WHAT YOU NEED TO DO: Restate the entries below word for word, omitting nothing.

[Data about app and page elements]
****
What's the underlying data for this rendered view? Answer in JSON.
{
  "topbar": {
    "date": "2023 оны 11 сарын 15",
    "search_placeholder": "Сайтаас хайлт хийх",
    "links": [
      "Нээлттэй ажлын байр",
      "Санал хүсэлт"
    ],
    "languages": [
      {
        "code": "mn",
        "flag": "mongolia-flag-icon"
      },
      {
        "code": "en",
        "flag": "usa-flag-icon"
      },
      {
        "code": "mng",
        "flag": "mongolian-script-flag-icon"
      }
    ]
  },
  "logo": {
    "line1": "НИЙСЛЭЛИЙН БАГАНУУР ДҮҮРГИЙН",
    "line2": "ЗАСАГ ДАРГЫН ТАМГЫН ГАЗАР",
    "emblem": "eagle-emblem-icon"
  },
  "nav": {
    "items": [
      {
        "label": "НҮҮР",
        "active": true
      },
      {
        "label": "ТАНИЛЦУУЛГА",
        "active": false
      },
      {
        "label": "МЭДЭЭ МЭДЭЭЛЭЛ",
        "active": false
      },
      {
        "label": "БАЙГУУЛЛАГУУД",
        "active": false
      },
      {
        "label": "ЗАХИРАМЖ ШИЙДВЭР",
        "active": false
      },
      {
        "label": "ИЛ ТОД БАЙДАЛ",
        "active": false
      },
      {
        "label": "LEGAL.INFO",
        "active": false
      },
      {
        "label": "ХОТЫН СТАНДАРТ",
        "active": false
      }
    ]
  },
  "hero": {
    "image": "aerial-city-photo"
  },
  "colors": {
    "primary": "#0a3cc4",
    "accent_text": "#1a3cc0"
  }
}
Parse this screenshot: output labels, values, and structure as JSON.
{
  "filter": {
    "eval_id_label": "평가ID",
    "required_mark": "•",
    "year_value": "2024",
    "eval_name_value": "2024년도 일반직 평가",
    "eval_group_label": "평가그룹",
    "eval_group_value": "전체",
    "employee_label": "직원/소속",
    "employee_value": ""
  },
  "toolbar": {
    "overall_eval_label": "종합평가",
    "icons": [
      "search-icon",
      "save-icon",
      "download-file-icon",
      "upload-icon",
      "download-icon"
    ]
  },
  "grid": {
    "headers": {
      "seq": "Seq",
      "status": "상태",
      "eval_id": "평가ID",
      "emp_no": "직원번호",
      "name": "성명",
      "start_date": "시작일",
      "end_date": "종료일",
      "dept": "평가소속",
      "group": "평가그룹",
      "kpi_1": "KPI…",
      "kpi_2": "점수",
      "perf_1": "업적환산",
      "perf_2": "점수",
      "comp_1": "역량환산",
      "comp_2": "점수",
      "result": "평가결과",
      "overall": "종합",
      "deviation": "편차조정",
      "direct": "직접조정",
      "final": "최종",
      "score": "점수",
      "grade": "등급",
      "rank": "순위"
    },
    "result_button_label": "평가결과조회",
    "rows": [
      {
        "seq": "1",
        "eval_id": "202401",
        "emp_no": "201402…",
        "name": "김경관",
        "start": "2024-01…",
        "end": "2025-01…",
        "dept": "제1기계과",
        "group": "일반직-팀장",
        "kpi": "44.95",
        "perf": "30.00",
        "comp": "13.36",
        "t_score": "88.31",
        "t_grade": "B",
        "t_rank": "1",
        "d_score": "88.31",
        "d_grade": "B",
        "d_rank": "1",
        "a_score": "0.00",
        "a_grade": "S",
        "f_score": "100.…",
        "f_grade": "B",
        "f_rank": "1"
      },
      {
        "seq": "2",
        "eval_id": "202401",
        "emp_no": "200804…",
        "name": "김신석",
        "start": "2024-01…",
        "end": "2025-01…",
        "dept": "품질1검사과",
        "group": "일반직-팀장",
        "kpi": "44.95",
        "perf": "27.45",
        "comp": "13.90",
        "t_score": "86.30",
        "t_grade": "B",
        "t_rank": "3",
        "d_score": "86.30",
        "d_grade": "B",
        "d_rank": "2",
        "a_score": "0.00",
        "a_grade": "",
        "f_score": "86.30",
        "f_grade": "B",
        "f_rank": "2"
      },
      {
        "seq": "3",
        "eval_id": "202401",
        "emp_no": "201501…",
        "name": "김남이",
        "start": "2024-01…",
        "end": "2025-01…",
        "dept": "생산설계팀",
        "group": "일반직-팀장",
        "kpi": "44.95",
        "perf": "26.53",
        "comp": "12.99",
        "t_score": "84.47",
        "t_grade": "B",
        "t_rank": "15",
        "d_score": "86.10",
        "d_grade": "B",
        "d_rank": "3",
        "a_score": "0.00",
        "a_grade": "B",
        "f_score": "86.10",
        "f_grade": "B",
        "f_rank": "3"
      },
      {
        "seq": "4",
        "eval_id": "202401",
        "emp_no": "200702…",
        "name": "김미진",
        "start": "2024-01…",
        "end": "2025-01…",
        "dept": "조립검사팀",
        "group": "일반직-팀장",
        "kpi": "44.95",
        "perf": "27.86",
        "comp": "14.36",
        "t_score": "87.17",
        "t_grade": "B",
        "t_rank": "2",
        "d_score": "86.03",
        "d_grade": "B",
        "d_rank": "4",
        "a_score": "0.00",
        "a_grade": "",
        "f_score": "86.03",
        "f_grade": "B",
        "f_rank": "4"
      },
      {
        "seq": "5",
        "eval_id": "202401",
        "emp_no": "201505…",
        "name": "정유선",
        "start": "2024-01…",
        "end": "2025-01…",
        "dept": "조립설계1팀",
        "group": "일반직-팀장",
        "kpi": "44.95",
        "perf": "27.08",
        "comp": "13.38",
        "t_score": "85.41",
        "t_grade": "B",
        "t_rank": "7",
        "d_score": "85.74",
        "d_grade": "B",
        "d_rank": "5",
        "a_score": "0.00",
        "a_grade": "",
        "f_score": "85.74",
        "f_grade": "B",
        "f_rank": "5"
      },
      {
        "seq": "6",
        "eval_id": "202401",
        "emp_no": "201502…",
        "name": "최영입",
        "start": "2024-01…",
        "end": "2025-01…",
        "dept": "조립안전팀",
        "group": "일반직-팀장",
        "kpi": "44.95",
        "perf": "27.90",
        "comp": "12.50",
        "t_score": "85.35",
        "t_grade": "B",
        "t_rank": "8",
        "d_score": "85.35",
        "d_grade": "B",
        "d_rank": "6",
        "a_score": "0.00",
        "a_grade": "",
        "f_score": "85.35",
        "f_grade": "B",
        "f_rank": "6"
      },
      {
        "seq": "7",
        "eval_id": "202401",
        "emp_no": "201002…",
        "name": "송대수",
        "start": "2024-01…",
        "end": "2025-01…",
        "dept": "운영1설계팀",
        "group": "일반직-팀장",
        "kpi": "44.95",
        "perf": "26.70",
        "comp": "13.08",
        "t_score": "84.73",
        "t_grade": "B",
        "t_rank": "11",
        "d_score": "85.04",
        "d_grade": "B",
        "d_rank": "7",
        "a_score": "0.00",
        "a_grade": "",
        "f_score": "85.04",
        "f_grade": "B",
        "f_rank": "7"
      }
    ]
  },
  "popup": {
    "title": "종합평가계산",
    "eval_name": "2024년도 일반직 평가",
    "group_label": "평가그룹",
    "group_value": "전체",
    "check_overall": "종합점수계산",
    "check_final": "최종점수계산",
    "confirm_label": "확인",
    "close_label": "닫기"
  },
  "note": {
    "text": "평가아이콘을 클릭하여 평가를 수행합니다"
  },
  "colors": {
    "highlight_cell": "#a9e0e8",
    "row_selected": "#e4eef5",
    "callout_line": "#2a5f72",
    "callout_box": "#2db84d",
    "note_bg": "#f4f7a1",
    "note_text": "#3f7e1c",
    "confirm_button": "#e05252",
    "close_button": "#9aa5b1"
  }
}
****
ANSWER FOR THE TASK:
What's the underlying data for this rendered view? Answer in JSON.
{
  "topbar": {
    "date": "2023 оны 11 сарын 15",
    "search_placeholder": "Сайтаас хайлт хийх",
    "links": [
      "Нээлттэй ажлын байр",
      "Санал хүсэлт"
    ],
    "languages": [
      {
        "code": "mn",
        "flag": "mongolia-flag-icon"
      },
      {
        "code": "en",
        "flag": "usa-flag-icon"
      },
      {
        "code": "mng",
        "flag": "mongolian-script-flag-icon"
      }
    ]
  },
  "logo": {
    "line1": "НИЙСЛЭЛИЙН БАГАНУУР ДҮҮРГИЙН",
    "line2": "ЗАСАГ ДАРГЫН ТАМГЫН ГАЗАР",
    "emblem": "eagle-emblem-icon"
  },
  "nav": {
    "items": [
      {
        "label": "НҮҮР",
        "active": true
      },
      {
        "label": "ТАНИЛЦУУЛГА",
        "active": false
      },
      {
        "label": "МЭДЭЭ МЭДЭЭЛЭЛ",
        "active": false
      },
      {
        "label": "БАЙГУУЛЛАГУУД",
        "active": false
      },
      {
        "label": "ЗАХИРАМЖ ШИЙДВЭР",
        "active": false
      },
      {
        "label": "ИЛ ТОД БАЙДАЛ",
        "active": false
      },
      {
        "label": "LEGAL.INFO",
        "active": false
      },
      {
        "label": "ХОТЫН СТАНДАРТ",
        "active": false
      }
    ]
  },
  "hero": {
    "image": "aerial-city-photo"
  },
  "colors": {
    "primary": "#0a3cc4",
    "accent_text": "#1a3cc0"
  }
}
Parse this screenshot: output labels, values, and structure as JSON.
{
  "filter": {
    "eval_id_label": "평가ID",
    "required_mark": "•",
    "year_value": "2024",
    "eval_name_value": "2024년도 일반직 평가",
    "eval_group_label": "평가그룹",
    "eval_group_value": "전체",
    "employee_label": "직원/소속",
    "employee_value": ""
  },
  "toolbar": {
    "overall_eval_label": "종합평가",
    "icons": [
      "search-icon",
      "save-icon",
      "download-file-icon",
      "upload-icon",
      "download-icon"
    ]
  },
  "grid": {
    "headers": {
      "seq": "Seq",
      "status": "상태",
      "eval_id": "평가ID",
      "emp_no": "직원번호",
      "name": "성명",
      "start_date": "시작일",
      "end_date": "종료일",
      "dept": "평가소속",
      "group": "평가그룹",
      "kpi_1": "KPI…",
      "kpi_2": "점수",
      "perf_1": "업적환산",
      "perf_2": "점수",
      "comp_1": "역량환산",
      "comp_2": "점수",
      "result": "평가결과",
      "overall": "종합",
      "deviation": "편차조정",
      "direct": "직접조정",
      "final": "최종",
      "score": "점수",
      "grade": "등급",
      "rank": "순위"
    },
    "result_button_label": "평가결과조회",
    "rows": [
      {
        "seq": "1",
        "eval_id": "202401",
        "emp_no": "201402…",
        "name": "김경관",
        "start": "2024-01…",
        "end": "2025-01…",
        "dept": "제1기계과",
        "group": "일반직-팀장",
        "kpi": "44.95",
        "perf": "30.00",
        "comp": "13.36",
        "t_score": "88.31",
        "t_grade": "B",
        "t_rank": "1",
        "d_score": "88.31",
        "d_grade": "B",
        "d_rank": "1",
        "a_score": "0.00",
        "a_grade": "S",
        "f_score": "100.…",
        "f_grade": "B",
        "f_rank": "1"
      },
      {
        "seq": "2",
        "eval_id": "202401",
        "emp_no": "200804…",
        "name": "김신석",
        "start": "2024-01…",
        "end": "2025-01…",
        "dept": "품질1검사과",
        "group": "일반직-팀장",
        "kpi": "44.95",
        "perf": "27.45",
        "comp": "13.90",
        "t_score": "86.30",
        "t_grade": "B",
        "t_rank": "3",
        "d_score": "86.30",
        "d_grade": "B",
        "d_rank": "2",
        "a_score": "0.00",
        "a_grade": "",
        "f_score": "86.30",
        "f_grade": "B",
        "f_rank": "2"
      },
      {
        "seq": "3",
        "eval_id": "202401",
        "emp_no": "201501…",
        "name": "김남이",
        "start": "2024-01…",
        "end": "2025-01…",
        "dept": "생산설계팀",
        "group": "일반직-팀장",
        "kpi": "44.95",
        "perf": "26.53",
        "comp": "12.99",
        "t_score": "84.47",
        "t_grade": "B",
        "t_rank": "15",
        "d_score": "86.10",
        "d_grade": "B",
        "d_rank": "3",
        "a_score": "0.00",
        "a_grade": "B",
        "f_score": "86.10",
        "f_grade": "B",
        "f_rank": "3"
      },
      {
        "seq": "4",
        "eval_id": "202401",
        "emp_no": "200702…",
        "name": "김미진",
        "start": "2024-01…",
        "end": "2025-01…",
        "dept": "조립검사팀",
        "group": "일반직-팀장",
        "kpi": "44.95",
        "perf": "27.86",
        "comp": "14.36",
        "t_score": "87.17",
        "t_grade": "B",
        "t_rank": "2",
        "d_score": "86.03",
        "d_grade": "B",
        "d_rank": "4",
        "a_score": "0.00",
        "a_grade": "",
        "f_score": "86.03",
        "f_grade": "B",
        "f_rank": "4"
      },
      {
        "seq": "5",
        "eval_id": "202401",
        "emp_no": "201505…",
        "name": "정유선",
        "start": "2024-01…",
        "end": "2025-01…",
        "dept": "조립설계1팀",
        "group": "일반직-팀장",
        "kpi": "44.95",
        "perf": "27.08",
        "comp": "13.38",
        "t_score": "85.41",
        "t_grade": "B",
        "t_rank": "7",
        "d_score": "85.74",
        "d_grade": "B",
        "d_rank": "5",
        "a_score": "0.00",
        "a_grade": "",
        "f_score": "85.74",
        "f_grade": "B",
        "f_rank": "5"
      },
      {
        "seq": "6",
        "eval_id": "202401",
        "emp_no": "201502…",
        "name": "최영입",
        "start": "2024-01…",
        "end": "2025-01…",
        "dept": "조립안전팀",
        "group": "일반직-팀장",
        "kpi": "44.95",
        "perf": "27.90",
        "comp": "12.50",
        "t_score": "85.35",
        "t_grade": "B",
        "t_rank": "8",
        "d_score": "85.35",
        "d_grade": "B",
        "d_rank": "6",
        "a_score": "0.00",
        "a_grade": "",
        "f_score": "85.35",
        "f_grade": "B",
        "f_rank": "6"
      },
      {
        "seq": "7",
        "eval_id": "202401",
        "emp_no": "201002…",
        "name": "송대수",
        "start": "2024-01…",
        "end": "2025-01…",
        "dept": "운영1설계팀",
        "group": "일반직-팀장",
        "kpi": "44.95",
        "perf": "26.70",
        "comp": "13.08",
        "t_score": "84.73",
        "t_grade": "B",
        "t_rank": "11",
        "d_score": "85.04",
        "d_grade": "B",
        "d_rank": "7",
        "a_score": "0.00",
        "a_grade": "",
        "f_score": "85.04",
        "f_grade": "B",
        "f_rank": "7"
      }
    ]
  },
  "popup": {
    "title": "종합평가계산",
    "eval_name": "2024년도 일반직 평가",
    "group_label": "평가그룹",
    "group_value": "전체",
    "check_overall": "종합점수계산",
    "check_final": "최종점수계산",
    "confirm_label": "확인",
    "close_label": "닫기"
  },
  "note": {
    "text": "평가아이콘을 클릭하여 평가를 수행합니다"
  },
  "colors": {
    "highlight_cell": "#a9e0e8",
    "row_selected": "#e4eef5",
    "callout_line": "#2a5f72",
    "callout_box": "#2db84d",
    "note_bg": "#f4f7a1",
    "note_text": "#3f7e1c",
    "confirm_button": "#e05252",
    "close_button": "#9aa5b1"
  }
}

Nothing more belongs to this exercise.